Give back every record word for word, keeping the pictures out.

> _Web page and app entries_:
__________

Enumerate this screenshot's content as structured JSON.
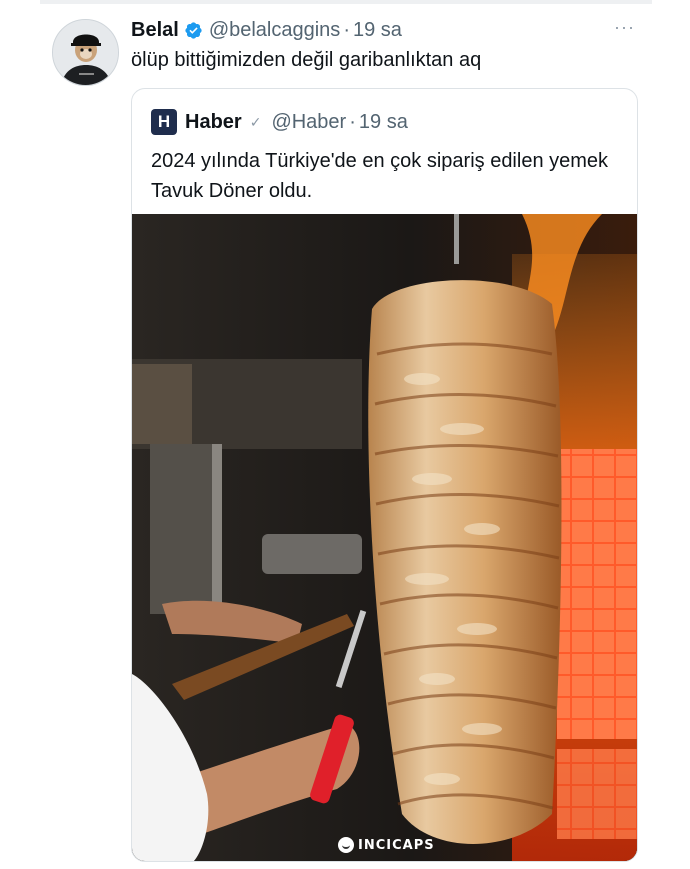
{
  "tweet": {
    "author_name": "Belal",
    "handle": "@belalcaggins",
    "separator": "·",
    "time": "19 sa",
    "text": "ölüp bittiğimizden değil garibanlıktan aq",
    "more_label": "···"
  },
  "quote": {
    "logo_letter": "H",
    "author_name": "Haber",
    "handle": "@Haber",
    "separator": "·",
    "time": "19 sa",
    "text": "2024 yılında Türkiye'de en çok sipariş edilen yemek Tavuk Döner oldu.",
    "image_watermark": "INCICAPS"
  },
  "colors": {
    "verified_blue": "#1d9bf0",
    "secondary_text": "#536471",
    "logo_bg": "#1f2d4d"
  },
  "icons": {
    "verified": "verified-badge-icon",
    "more": "more-dots-icon",
    "watermark": "incicaps-logo-icon"
  }
}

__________

> _TASK RESULT_:
Enumerate this screenshot's content as structured JSON.
{
  "tweet": {
    "author_name": "Belal",
    "handle": "@belalcaggins",
    "separator": "·",
    "time": "19 sa",
    "text": "ölüp bittiğimizden değil garibanlıktan aq",
    "more_label": "···"
  },
  "quote": {
    "logo_letter": "H",
    "author_name": "Haber",
    "handle": "@Haber",
    "separator": "·",
    "time": "19 sa",
    "text": "2024 yılında Türkiye'de en çok sipariş edilen yemek Tavuk Döner oldu.",
    "image_watermark": "INCICAPS"
  },
  "colors": {
    "verified_blue": "#1d9bf0",
    "secondary_text": "#536471",
    "logo_bg": "#1f2d4d"
  },
  "icons": {
    "verified": "verified-badge-icon",
    "more": "more-dots-icon",
    "watermark": "incicaps-logo-icon"
  }
}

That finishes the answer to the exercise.